(PROBLEM DESCRIPTION)
Word for word, repeat each entry that follows.
── GIVEN INFORMATION
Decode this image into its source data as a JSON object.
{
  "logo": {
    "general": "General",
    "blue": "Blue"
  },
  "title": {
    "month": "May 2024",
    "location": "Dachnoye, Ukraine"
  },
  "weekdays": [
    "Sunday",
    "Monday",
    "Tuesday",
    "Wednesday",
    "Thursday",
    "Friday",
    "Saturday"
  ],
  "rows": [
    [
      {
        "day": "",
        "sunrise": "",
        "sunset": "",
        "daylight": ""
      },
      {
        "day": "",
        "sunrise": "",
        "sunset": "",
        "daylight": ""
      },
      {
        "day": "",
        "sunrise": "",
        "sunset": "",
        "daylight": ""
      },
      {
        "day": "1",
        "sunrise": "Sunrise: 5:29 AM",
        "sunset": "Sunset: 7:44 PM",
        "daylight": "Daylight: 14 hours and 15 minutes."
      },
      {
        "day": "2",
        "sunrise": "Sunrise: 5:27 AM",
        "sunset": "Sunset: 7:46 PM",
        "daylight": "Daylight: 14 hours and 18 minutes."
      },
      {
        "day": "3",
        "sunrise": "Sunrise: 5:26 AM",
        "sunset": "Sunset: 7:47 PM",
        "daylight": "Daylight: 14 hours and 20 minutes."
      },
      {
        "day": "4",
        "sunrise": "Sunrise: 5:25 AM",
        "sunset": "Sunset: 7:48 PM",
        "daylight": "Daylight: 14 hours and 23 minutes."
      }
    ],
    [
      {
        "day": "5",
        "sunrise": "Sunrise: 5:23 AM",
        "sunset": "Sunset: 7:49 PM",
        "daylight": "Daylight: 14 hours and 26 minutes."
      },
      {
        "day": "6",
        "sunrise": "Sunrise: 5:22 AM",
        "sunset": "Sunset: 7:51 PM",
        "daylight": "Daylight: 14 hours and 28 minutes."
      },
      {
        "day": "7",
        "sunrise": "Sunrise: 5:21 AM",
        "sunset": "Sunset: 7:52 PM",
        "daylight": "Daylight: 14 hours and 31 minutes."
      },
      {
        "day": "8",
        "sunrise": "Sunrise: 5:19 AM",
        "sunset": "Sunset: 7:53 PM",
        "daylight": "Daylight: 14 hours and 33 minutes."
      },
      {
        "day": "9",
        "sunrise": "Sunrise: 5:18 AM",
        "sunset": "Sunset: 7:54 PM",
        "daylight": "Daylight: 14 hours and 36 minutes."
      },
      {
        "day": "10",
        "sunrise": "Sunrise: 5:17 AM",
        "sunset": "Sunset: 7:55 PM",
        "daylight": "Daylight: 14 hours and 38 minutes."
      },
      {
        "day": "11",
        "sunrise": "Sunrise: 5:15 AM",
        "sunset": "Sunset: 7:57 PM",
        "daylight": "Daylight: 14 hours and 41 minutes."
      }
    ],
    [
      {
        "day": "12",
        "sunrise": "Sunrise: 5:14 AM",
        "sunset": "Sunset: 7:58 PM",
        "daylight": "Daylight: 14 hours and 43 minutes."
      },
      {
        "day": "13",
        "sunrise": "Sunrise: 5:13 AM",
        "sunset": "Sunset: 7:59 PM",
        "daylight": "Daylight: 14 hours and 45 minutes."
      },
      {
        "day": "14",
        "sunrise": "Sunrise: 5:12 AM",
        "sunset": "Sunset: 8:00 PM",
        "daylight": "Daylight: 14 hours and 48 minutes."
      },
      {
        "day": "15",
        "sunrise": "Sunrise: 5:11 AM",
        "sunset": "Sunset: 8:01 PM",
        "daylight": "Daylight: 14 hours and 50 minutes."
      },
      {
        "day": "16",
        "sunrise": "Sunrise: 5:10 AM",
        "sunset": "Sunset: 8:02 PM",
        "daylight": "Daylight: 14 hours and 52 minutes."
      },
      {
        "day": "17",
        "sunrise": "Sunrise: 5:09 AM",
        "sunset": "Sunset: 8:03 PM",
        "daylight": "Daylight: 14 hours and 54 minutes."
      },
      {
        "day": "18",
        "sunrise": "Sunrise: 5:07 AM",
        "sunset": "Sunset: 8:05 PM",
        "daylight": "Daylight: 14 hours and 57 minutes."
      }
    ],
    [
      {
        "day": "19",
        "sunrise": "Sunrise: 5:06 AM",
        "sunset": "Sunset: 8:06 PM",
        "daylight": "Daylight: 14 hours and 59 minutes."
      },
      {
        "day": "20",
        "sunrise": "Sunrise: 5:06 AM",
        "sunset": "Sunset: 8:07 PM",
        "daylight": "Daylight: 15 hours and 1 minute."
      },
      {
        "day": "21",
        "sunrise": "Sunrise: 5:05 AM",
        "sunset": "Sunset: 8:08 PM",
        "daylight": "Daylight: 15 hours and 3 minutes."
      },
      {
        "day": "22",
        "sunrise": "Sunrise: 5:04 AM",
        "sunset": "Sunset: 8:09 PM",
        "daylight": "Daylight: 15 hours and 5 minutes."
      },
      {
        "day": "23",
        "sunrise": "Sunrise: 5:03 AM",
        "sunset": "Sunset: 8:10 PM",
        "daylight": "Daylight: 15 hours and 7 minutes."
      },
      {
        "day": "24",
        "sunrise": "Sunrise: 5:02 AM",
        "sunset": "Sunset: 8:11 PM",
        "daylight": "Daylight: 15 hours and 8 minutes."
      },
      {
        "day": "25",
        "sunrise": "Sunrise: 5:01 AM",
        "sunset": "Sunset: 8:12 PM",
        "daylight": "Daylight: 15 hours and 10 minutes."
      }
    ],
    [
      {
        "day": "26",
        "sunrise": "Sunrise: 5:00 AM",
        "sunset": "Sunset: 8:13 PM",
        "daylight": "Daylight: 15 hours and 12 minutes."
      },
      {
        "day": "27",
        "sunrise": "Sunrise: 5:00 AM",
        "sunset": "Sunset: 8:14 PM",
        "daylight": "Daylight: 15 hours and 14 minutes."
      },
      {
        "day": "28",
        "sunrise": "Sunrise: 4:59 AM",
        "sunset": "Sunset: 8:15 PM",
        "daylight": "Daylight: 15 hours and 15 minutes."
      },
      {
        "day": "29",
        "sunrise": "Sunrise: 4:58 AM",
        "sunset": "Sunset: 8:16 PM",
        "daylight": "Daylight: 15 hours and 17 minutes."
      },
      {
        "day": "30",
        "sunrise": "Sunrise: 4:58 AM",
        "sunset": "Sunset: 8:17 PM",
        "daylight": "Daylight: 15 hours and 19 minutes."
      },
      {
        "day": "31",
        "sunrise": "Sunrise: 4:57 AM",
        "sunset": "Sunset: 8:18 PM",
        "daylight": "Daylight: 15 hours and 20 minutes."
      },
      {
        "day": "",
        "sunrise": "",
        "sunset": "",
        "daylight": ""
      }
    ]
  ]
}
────
(OUTPUT OF THE TASK)
Decode this image into its source data as a JSON object.
{
  "logo": {
    "general": "General",
    "blue": "Blue"
  },
  "title": {
    "month": "May 2024",
    "location": "Dachnoye, Ukraine"
  },
  "weekdays": [
    "Sunday",
    "Monday",
    "Tuesday",
    "Wednesday",
    "Thursday",
    "Friday",
    "Saturday"
  ],
  "rows": [
    [
      {
        "day": "",
        "sunrise": "",
        "sunset": "",
        "daylight": ""
      },
      {
        "day": "",
        "sunrise": "",
        "sunset": "",
        "daylight": ""
      },
      {
        "day": "",
        "sunrise": "",
        "sunset": "",
        "daylight": ""
      },
      {
        "day": "1",
        "sunrise": "Sunrise: 5:29 AM",
        "sunset": "Sunset: 7:44 PM",
        "daylight": "Daylight: 14 hours and 15 minutes."
      },
      {
        "day": "2",
        "sunrise": "Sunrise: 5:27 AM",
        "sunset": "Sunset: 7:46 PM",
        "daylight": "Daylight: 14 hours and 18 minutes."
      },
      {
        "day": "3",
        "sunrise": "Sunrise: 5:26 AM",
        "sunset": "Sunset: 7:47 PM",
        "daylight": "Daylight: 14 hours and 20 minutes."
      },
      {
        "day": "4",
        "sunrise": "Sunrise: 5:25 AM",
        "sunset": "Sunset: 7:48 PM",
        "daylight": "Daylight: 14 hours and 23 minutes."
      }
    ],
    [
      {
        "day": "5",
        "sunrise": "Sunrise: 5:23 AM",
        "sunset": "Sunset: 7:49 PM",
        "daylight": "Daylight: 14 hours and 26 minutes."
      },
      {
        "day": "6",
        "sunrise": "Sunrise: 5:22 AM",
        "sunset": "Sunset: 7:51 PM",
        "daylight": "Daylight: 14 hours and 28 minutes."
      },
      {
        "day": "7",
        "sunrise": "Sunrise: 5:21 AM",
        "sunset": "Sunset: 7:52 PM",
        "daylight": "Daylight: 14 hours and 31 minutes."
      },
      {
        "day": "8",
        "sunrise": "Sunrise: 5:19 AM",
        "sunset": "Sunset: 7:53 PM",
        "daylight": "Daylight: 14 hours and 33 minutes."
      },
      {
        "day": "9",
        "sunrise": "Sunrise: 5:18 AM",
        "sunset": "Sunset: 7:54 PM",
        "daylight": "Daylight: 14 hours and 36 minutes."
      },
      {
        "day": "10",
        "sunrise": "Sunrise: 5:17 AM",
        "sunset": "Sunset: 7:55 PM",
        "daylight": "Daylight: 14 hours and 38 minutes."
      },
      {
        "day": "11",
        "sunrise": "Sunrise: 5:15 AM",
        "sunset": "Sunset: 7:57 PM",
        "daylight": "Daylight: 14 hours and 41 minutes."
      }
    ],
    [
      {
        "day": "12",
        "sunrise": "Sunrise: 5:14 AM",
        "sunset": "Sunset: 7:58 PM",
        "daylight": "Daylight: 14 hours and 43 minutes."
      },
      {
        "day": "13",
        "sunrise": "Sunrise: 5:13 AM",
        "sunset": "Sunset: 7:59 PM",
        "daylight": "Daylight: 14 hours and 45 minutes."
      },
      {
        "day": "14",
        "sunrise": "Sunrise: 5:12 AM",
        "sunset": "Sunset: 8:00 PM",
        "daylight": "Daylight: 14 hours and 48 minutes."
      },
      {
        "day": "15",
        "sunrise": "Sunrise: 5:11 AM",
        "sunset": "Sunset: 8:01 PM",
        "daylight": "Daylight: 14 hours and 50 minutes."
      },
      {
        "day": "16",
        "sunrise": "Sunrise: 5:10 AM",
        "sunset": "Sunset: 8:02 PM",
        "daylight": "Daylight: 14 hours and 52 minutes."
      },
      {
        "day": "17",
        "sunrise": "Sunrise: 5:09 AM",
        "sunset": "Sunset: 8:03 PM",
        "daylight": "Daylight: 14 hours and 54 minutes."
      },
      {
        "day": "18",
        "sunrise": "Sunrise: 5:07 AM",
        "sunset": "Sunset: 8:05 PM",
        "daylight": "Daylight: 14 hours and 57 minutes."
      }
    ],
    [
      {
        "day": "19",
        "sunrise": "Sunrise: 5:06 AM",
        "sunset": "Sunset: 8:06 PM",
        "daylight": "Daylight: 14 hours and 59 minutes."
      },
      {
        "day": "20",
        "sunrise": "Sunrise: 5:06 AM",
        "sunset": "Sunset: 8:07 PM",
        "daylight": "Daylight: 15 hours and 1 minute."
      },
      {
        "day": "21",
        "sunrise": "Sunrise: 5:05 AM",
        "sunset": "Sunset: 8:08 PM",
        "daylight": "Daylight: 15 hours and 3 minutes."
      },
      {
        "day": "22",
        "sunrise": "Sunrise: 5:04 AM",
        "sunset": "Sunset: 8:09 PM",
        "daylight": "Daylight: 15 hours and 5 minutes."
      },
      {
        "day": "23",
        "sunrise": "Sunrise: 5:03 AM",
        "sunset": "Sunset: 8:10 PM",
        "daylight": "Daylight: 15 hours and 7 minutes."
      },
      {
        "day": "24",
        "sunrise": "Sunrise: 5:02 AM",
        "sunset": "Sunset: 8:11 PM",
        "daylight": "Daylight: 15 hours and 8 minutes."
      },
      {
        "day": "25",
        "sunrise": "Sunrise: 5:01 AM",
        "sunset": "Sunset: 8:12 PM",
        "daylight": "Daylight: 15 hours and 10 minutes."
      }
    ],
    [
      {
        "day": "26",
        "sunrise": "Sunrise: 5:00 AM",
        "sunset": "Sunset: 8:13 PM",
        "daylight": "Daylight: 15 hours and 12 minutes."
      },
      {
        "day": "27",
        "sunrise": "Sunrise: 5:00 AM",
        "sunset": "Sunset: 8:14 PM",
        "daylight": "Daylight: 15 hours and 14 minutes."
      },
      {
        "day": "28",
        "sunrise": "Sunrise: 4:59 AM",
        "sunset": "Sunset: 8:15 PM",
        "daylight": "Daylight: 15 hours and 15 minutes."
      },
      {
        "day": "29",
        "sunrise": "Sunrise: 4:58 AM",
        "sunset": "Sunset: 8:16 PM",
        "daylight": "Daylight: 15 hours and 17 minutes."
      },
      {
        "day": "30",
        "sunrise": "Sunrise: 4:58 AM",
        "sunset": "Sunset: 8:17 PM",
        "daylight": "Daylight: 15 hours and 19 minutes."
      },
      {
        "day": "31",
        "sunrise": "Sunrise: 4:57 AM",
        "sunset": "Sunset: 8:18 PM",
        "daylight": "Daylight: 15 hours and 20 minutes."
      },
      {
        "day": "",
        "sunrise": "",
        "sunset": "",
        "daylight": ""
      }
    ]
  ]
}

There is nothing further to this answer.